First we need to talk about learning. Education, that comes through learning, is one of the largest barriers that we have in our equalitarian world. This is based on the fact that people who studied for a higher education typically have a much greater chance of having a better life.
The current learning model where we have schools, teachers, classes and classrooms has already navigated through new borders. Technology can allow new ways to learn, in an even more affordable way, which can decrease the knowledge differences between different people and nations, thus taking us to a more equal world. Read more ›
Did you know that in the District of Columbia, almost a third of federal employees commute over 180 minutes a day. I’ve certainly been there. That’s a lot of dead time which contributes to: unscheduled absences; poor punctuality; less availability; higher staff attrition; recruitment challenges; and negative environmental impacts.
And, think about this: ‘going to work’ requires a ‘place to work’ – premises, desk space, hardwired extensions, onsite facilities and so on. All of which cost money to provide. Now what happens when that ‘place to work’ is hit with a disaster, such as what’s unfolding in Texas right now? Count on productivity to drop and cost to rise as staff are moved elsewhere to carry on their day job. Read more ›
“Tell Me When This Really Starts to Hurt, Dear.”
This week I ordered a standing desk. We mentioned these in previous articles and now I have no choice. Yesterday I went to the Doctor’s office because the pain in my left shoulder and neck got to the point that I was cursing even when I wasn’t watching the evening news. Walking back to the examination room I was offered an audition to play Quasimodo in a community theater production of The Hunchback of Notre Dame.
The treatment consisted of a steroid injection in one shoulder and acupuncture treatment in the other. I have an epic pain threshold, but until the nurse told me I was scaring the little kids in the lobby, I was pretty much a whimpering mess. The nurse kept calling me “dear.” As in, “I’m going to keep increasing the pressure, just let me know when it really starts to hurt, dear.” I must have reminded her of her husband Fred, which explains why she chuckled fiendishly every time I said “ouch.” Read more ›
We‘re happy to announce our new integration between Syncplicity, a Content Collaboration Platform, and Circuit team collaboration. We believe workflow integrations are key elements of successful digital workplace and collaboration strategies, particularly in the enterprise market. CIO, business decision makers and users want to be able to pick and choose tools that meet their individual needs, without sacrificing usability or creating more information silos. Read more ›
We’ve all endured teleconferences rife with the late arrivals chime, connection drops outs, delays and echoes, and people talking over each other. If we’re really lucky, there may also be unexpected interruptions creating viral fame.

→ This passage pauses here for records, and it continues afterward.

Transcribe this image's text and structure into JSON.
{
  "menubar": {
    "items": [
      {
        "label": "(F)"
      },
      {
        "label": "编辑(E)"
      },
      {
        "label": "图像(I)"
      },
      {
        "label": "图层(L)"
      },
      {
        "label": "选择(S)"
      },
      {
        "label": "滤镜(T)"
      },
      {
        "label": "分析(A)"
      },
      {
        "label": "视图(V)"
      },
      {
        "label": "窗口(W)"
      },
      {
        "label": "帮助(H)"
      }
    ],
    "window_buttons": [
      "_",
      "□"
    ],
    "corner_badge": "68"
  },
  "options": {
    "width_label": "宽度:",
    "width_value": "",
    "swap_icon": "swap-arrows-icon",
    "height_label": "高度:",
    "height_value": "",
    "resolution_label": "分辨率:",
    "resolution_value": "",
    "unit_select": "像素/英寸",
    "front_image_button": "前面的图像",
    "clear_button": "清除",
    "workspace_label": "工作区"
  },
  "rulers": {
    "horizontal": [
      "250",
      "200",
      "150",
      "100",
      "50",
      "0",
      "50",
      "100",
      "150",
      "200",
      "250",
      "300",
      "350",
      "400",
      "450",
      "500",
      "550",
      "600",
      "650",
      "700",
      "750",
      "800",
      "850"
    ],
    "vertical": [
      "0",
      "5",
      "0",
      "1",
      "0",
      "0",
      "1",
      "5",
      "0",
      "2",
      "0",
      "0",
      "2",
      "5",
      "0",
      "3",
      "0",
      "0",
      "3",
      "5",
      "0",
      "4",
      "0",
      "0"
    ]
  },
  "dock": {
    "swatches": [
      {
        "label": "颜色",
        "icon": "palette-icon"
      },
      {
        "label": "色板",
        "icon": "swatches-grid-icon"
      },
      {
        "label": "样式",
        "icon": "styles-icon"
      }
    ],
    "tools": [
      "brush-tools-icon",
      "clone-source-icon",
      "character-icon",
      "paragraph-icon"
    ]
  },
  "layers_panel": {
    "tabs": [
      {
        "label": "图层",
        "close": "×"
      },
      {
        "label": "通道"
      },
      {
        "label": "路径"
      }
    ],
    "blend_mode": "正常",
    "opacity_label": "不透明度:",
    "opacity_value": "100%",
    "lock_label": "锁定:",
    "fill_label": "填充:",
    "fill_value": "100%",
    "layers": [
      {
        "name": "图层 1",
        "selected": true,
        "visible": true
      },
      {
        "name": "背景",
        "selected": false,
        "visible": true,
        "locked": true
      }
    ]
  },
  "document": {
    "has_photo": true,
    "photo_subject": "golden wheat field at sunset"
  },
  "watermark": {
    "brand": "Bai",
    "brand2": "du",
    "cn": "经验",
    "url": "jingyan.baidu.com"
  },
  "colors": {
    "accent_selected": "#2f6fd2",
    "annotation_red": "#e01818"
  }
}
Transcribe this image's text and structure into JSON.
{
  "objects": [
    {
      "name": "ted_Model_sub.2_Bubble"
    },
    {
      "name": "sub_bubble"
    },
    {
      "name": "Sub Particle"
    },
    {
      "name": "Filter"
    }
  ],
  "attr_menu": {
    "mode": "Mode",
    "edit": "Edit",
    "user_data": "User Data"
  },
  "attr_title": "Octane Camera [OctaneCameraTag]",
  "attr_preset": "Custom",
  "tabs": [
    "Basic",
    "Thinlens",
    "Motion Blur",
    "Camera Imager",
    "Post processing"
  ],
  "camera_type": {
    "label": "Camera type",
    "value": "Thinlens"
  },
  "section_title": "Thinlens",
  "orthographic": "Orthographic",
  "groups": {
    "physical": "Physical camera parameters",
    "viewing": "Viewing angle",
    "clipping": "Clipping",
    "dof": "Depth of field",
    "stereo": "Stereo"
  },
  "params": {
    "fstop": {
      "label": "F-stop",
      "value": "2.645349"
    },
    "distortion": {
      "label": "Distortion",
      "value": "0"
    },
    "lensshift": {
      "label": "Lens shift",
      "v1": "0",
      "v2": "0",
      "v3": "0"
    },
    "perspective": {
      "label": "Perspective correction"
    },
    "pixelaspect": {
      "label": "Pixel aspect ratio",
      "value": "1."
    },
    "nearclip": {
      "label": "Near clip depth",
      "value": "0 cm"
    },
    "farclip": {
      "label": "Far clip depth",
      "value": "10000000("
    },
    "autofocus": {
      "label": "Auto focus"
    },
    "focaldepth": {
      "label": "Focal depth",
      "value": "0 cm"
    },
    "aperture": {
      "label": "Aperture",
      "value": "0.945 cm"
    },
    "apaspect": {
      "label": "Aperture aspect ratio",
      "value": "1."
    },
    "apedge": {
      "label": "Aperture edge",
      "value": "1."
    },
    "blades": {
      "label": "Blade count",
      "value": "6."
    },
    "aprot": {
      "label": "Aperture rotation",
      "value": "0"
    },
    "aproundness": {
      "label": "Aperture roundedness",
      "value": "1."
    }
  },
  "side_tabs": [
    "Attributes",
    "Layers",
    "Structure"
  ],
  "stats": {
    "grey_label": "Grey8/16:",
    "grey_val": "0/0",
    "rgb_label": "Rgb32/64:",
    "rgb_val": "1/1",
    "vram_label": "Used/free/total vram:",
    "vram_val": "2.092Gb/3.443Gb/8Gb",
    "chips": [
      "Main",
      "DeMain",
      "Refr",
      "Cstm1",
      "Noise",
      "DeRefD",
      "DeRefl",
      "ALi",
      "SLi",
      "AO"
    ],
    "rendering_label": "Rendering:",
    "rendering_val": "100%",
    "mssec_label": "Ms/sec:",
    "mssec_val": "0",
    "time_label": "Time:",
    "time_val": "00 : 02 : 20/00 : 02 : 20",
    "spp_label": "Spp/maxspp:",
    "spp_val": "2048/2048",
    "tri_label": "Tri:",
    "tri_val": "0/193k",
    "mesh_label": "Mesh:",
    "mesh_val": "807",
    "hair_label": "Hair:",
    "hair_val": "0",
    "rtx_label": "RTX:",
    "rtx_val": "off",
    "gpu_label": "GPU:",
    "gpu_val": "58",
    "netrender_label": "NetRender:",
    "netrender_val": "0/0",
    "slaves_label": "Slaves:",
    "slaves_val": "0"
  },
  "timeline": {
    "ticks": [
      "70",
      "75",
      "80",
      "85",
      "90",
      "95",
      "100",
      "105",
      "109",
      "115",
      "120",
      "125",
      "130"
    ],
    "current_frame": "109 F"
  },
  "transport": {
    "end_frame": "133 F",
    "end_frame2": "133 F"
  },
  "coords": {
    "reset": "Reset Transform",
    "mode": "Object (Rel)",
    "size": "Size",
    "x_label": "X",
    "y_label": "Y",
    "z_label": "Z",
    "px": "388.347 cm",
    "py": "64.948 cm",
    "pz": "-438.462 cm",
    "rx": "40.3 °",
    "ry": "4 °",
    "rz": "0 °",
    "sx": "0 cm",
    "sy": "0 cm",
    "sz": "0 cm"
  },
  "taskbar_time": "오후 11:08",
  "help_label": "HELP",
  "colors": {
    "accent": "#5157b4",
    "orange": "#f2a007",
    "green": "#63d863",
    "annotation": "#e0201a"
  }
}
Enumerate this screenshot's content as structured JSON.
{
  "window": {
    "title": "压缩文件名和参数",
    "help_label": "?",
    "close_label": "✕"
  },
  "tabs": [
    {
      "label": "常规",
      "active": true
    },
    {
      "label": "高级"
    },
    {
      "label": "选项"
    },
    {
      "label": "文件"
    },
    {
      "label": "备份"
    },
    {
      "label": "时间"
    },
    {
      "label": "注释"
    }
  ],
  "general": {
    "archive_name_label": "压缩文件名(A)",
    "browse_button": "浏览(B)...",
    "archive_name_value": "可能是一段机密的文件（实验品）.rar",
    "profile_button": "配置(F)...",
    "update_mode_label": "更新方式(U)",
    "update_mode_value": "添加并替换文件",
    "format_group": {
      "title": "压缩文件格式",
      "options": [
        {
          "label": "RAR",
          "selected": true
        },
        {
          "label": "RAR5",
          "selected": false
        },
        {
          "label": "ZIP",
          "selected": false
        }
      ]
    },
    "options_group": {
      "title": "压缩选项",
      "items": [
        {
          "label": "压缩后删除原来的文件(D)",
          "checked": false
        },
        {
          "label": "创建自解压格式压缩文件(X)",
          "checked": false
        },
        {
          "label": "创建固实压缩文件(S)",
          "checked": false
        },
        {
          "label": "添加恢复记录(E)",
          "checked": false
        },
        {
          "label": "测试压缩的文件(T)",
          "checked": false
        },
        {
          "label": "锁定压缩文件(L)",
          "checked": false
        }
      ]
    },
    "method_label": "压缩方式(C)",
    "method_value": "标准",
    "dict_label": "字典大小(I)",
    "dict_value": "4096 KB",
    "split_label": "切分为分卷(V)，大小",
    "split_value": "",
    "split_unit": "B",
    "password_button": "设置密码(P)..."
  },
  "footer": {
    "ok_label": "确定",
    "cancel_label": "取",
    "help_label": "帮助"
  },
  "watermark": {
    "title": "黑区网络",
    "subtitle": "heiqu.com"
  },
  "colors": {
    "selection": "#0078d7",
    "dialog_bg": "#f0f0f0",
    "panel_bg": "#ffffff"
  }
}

Of course, while there’s usually an element of acceptance with these foibles of remote collaboration, no one needs to become a trending topic because of teleconferencing.
Strategy Analytics predicts that 42.5 per cent (1.87 billion people) of the global workforce will be mobile employees by 2022. There’s not enough hashtags for that level of mobility, so following a few basic etiquette rules will lift your teleconferencing game to expert level. Read more ›
It’s Not So Much a Trend as It Is Something that Happened a Lot.
These Letters from Home Office have been focused on productivity for people working at home or in non-traditional offices (I’m talking to the person who sits at a table at Panera Bread to make a conference call on her speakerphone). But it is a good time to point to some trends regarding home/remote workers. A Gallup Poll indicates the number of people working more that 80% of their time remotely has gone from 24% to 31% from 2012 to 2016 (Why Remote Workers are Being Called Back into the Office, by Jacob Passy in Market Watch). However, the same article notes that many large and small companies are pulling their employees back to the office citing productivity decline, dilution of company culture, technical challenges and other issues.
Like so many other trends that seemed inevitable, the concept of remote workers is at least pausing for a moment. That’s okay; I don’t have an iPod anymore either. Read more ›